Bees reproduce by casting off a swarm (usually in springtime) and search out new places to build their hives. And they’ll pick the darndest places to do it. I’ve removed hives from just about anywhere, even the bilge of a boat once.
Once the bees move in, they’ll just do their work quietly and build up their colony. You’ll only notice them when the hive is strong enough that they start defending their resources — which often means a few stings when you’re running your mower or weed whacker. But by then the bees have probably been there for a while.
Sure, it’s not a bad idea to seal up openings in walls and eaves or even fill in a big tree cavity, but bees are opportunists and if they find a nice, weather-protected area on your property they just might move in.
We’ll go just about anywhere to remove bees, and on this job my mentor Al Friedle and I had the extra help of a mechanical lift to get us up into the trees to take down a hive that had taken up in an owl box.
Nothing is more fun than going up high in a lift, and while I keep telling my wife that we really need to invest one for the bee business, she has run the numbers and is not quite convinced.
First thing on the job we got all suited up, including Roberto the lift operator. Safety is our main priority and we want to make sure everyone on the site is protected and knows what they might expect (even the cameraman).
We lit our bee smoker to calm the bees as we worked them, then headed up into the tree.
Once in front of the hive, I started vacuuming bees off of the exterior of a hive. I use a low-pressure bee vacuum that pulls the bees safely into a wire chamber so we can relocate them.
Vacuuming the outside reduces the hives numbers right away, particularly the “guard bees” whose job it is to protect the colony.
Once I had removed a lot of bees, I was able to just stuff the main hive opening closed, then remove the box from the trunk of the tree and take it to the ground where I covered it with a transport net to keep the bees in their place.
Of course, lots of bees got loose in the process so I went back up into the tree to vacuum up any returning foragers.
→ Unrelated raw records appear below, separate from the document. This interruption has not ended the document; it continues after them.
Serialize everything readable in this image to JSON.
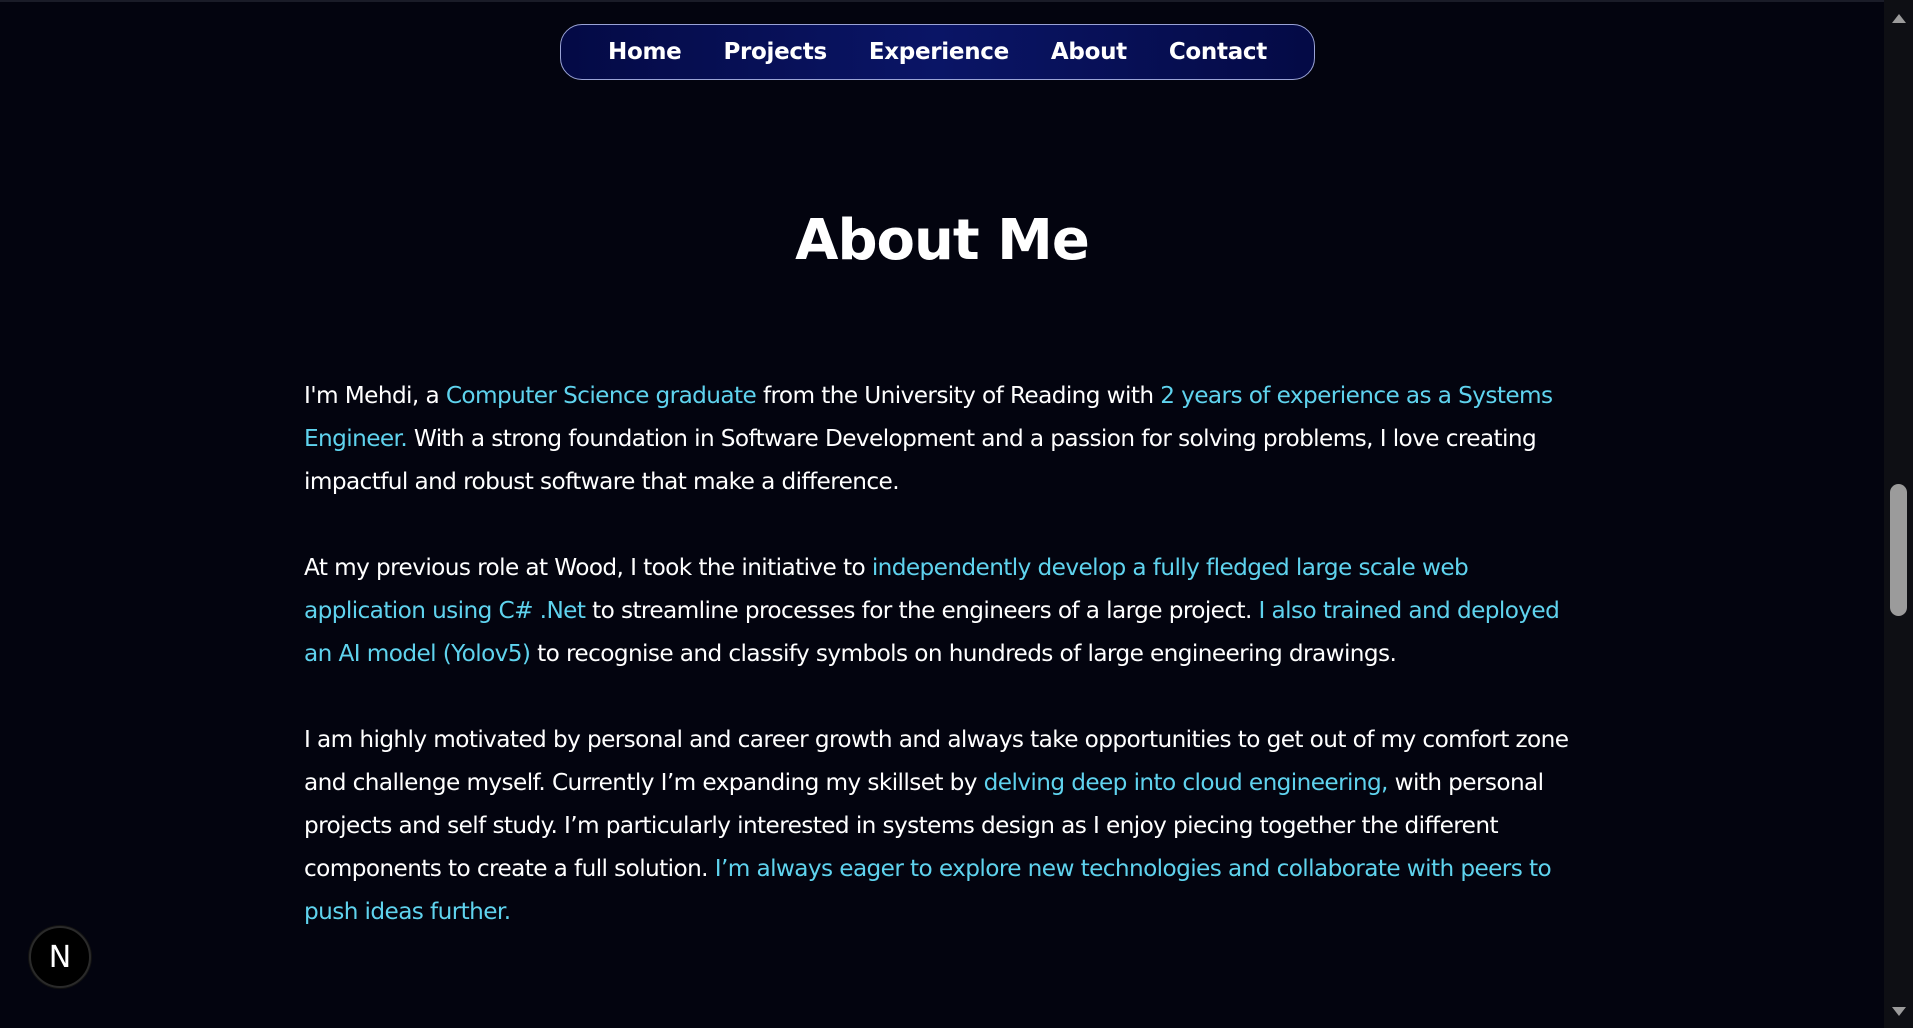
{
  "nav": {
    "items": [
      {
        "label": "Home"
      },
      {
        "label": "Projects"
      },
      {
        "label": "Experience"
      },
      {
        "label": "About"
      },
      {
        "label": "Contact"
      }
    ]
  },
  "about": {
    "title": "About Me",
    "p1": [
      {
        "text": "I'm Mehdi, a ",
        "hl": false
      },
      {
        "text": "Computer Science graduate",
        "hl": true
      },
      {
        "text": " from the University of Reading with ",
        "hl": false
      },
      {
        "text": "2 years of experience as a Systems Engineer.",
        "hl": true
      },
      {
        "text": " With a strong foundation in Software Development and a passion for solving problems, I love creating impactful and robust software that make a difference.",
        "hl": false
      }
    ],
    "p2": [
      {
        "text": "At my previous role at Wood, I took the initiative to ",
        "hl": false
      },
      {
        "text": "independently develop a fully fledged large scale web application using C# .Net",
        "hl": true
      },
      {
        "text": " to streamline processes for the engineers of a large project. ",
        "hl": false
      },
      {
        "text": "I also trained and deployed an AI model (Yolov5)",
        "hl": true
      },
      {
        "text": " to recognise and classify symbols on hundreds of large engineering drawings.",
        "hl": false
      }
    ],
    "p3": [
      {
        "text": "I am highly motivated by personal and career growth and always take opportunities to get out of my comfort zone and challenge myself. Currently I’m expanding my skillset by ",
        "hl": false
      },
      {
        "text": "delving deep into cloud engineering,",
        "hl": true
      },
      {
        "text": " with personal projects and self study. I’m particularly interested in systems design as I enjoy piecing together the different components to create a full solution. ",
        "hl": false
      },
      {
        "text": "I’m always eager to explore new technologies and collaborate with peers to push ideas further.",
        "hl": true
      }
    ]
  },
  "badge": {
    "letter": "N"
  },
  "colors": {
    "background": "#03040f",
    "accent": "#5fd3ee",
    "nav_bg": "#0a1566",
    "text": "#ffffff"
  }
}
After I’d captured as many as I could (and likely the queen inside the netted box), we took the bees to our bee yard a few miles away, dismantled the box, and introduced the bees to their new home.
Hive saved, happy client, happy beekeepers! What could be better?
A big hive removal from the second-story floor joists of a residential home in rural Guadalupe County, Texas. These bees had been there a while and the hive was full of delicious honey (we just finished an epic nectar flow). Got these girls out thanks to the help of my good friend George Thomas and even shared some golden deliciousness with the homeowners.
I just love when I get the first swarm call in springtime (which is usually late February here in Central Texas) and it’s a hoot to run around catching swarms all spring.
But what is a swarm?
It’s an important part of the honey bee’s reproductive cycle. When a hive is strong enough and has enough stores or is anticipating the spring nectar flow, they will make a new queen. And before that new queen emerges, the old queen then flies off with about half the colony and looks for a new place to live.
Before the bees find that perfect spot, though, they’ll usually gather somewhere temporarily in what is called a “bivouac” – usually on the branch of a tree or on a wall … sometimes even on the ground. From there, the bees send out scouts to look for an appropriate cavity to call home.
The bees might hang in their bivouac for just a few hours or days until they find a suitable place, and that’s the perfect opportunity for a beekeeper to capture them – in fact, the bees usually come quite willing if offered right environment, like a bee box with drawn-out honeycomb.
I catch swarms in a wide radius around New Braunfels, Texas. If you run into one, give me a holler!